▶ [WORK REQUEST]
Print out the entire listing verbatim.

== LISTED ENTRIES

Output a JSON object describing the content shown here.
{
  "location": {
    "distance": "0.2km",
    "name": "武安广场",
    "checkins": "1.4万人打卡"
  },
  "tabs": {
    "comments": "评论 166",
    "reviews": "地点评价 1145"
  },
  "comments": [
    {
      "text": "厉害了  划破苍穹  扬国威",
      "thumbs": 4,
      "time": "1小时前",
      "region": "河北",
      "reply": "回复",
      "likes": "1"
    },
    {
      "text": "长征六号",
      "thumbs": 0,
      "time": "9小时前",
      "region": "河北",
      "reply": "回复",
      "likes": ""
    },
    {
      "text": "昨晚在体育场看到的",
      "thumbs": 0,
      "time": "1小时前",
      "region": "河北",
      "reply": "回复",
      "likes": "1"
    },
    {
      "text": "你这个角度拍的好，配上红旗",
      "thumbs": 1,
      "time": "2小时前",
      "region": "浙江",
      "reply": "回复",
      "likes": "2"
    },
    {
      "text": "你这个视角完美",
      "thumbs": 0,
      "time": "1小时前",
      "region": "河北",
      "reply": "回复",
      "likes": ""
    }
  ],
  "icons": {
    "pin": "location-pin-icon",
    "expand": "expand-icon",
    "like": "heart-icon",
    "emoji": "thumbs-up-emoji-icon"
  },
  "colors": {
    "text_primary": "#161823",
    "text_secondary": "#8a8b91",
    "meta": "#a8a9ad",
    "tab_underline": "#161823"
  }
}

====

▶ [OUTPUT FOR THIS EXERCISE]
Output a JSON object describing the content shown here.
{
  "location": {
    "distance": "0.2km",
    "name": "武安广场",
    "checkins": "1.4万人打卡"
  },
  "tabs": {
    "comments": "评论 166",
    "reviews": "地点评价 1145"
  },
  "comments": [
    {
      "text": "厉害了  划破苍穹  扬国威",
      "thumbs": 4,
      "time": "1小时前",
      "region": "河北",
      "reply": "回复",
      "likes": "1"
    },
    {
      "text": "长征六号",
      "thumbs": 0,
      "time": "9小时前",
      "region": "河北",
      "reply": "回复",
      "likes": ""
    },
    {
      "text": "昨晚在体育场看到的",
      "thumbs": 0,
      "time": "1小时前",
      "region": "河北",
      "reply": "回复",
      "likes": "1"
    },
    {
      "text": "你这个角度拍的好，配上红旗",
      "thumbs": 1,
      "time": "2小时前",
      "region": "浙江",
      "reply": "回复",
      "likes": "2"
    },
    {
      "text": "你这个视角完美",
      "thumbs": 0,
      "time": "1小时前",
      "region": "河北",
      "reply": "回复",
      "likes": ""
    }
  ],
  "icons": {
    "pin": "location-pin-icon",
    "expand": "expand-icon",
    "like": "heart-icon",
    "emoji": "thumbs-up-emoji-icon"
  },
  "colors": {
    "text_primary": "#161823",
    "text_secondary": "#8a8b91",
    "meta": "#a8a9ad",
    "tab_underline": "#161823"
  }
}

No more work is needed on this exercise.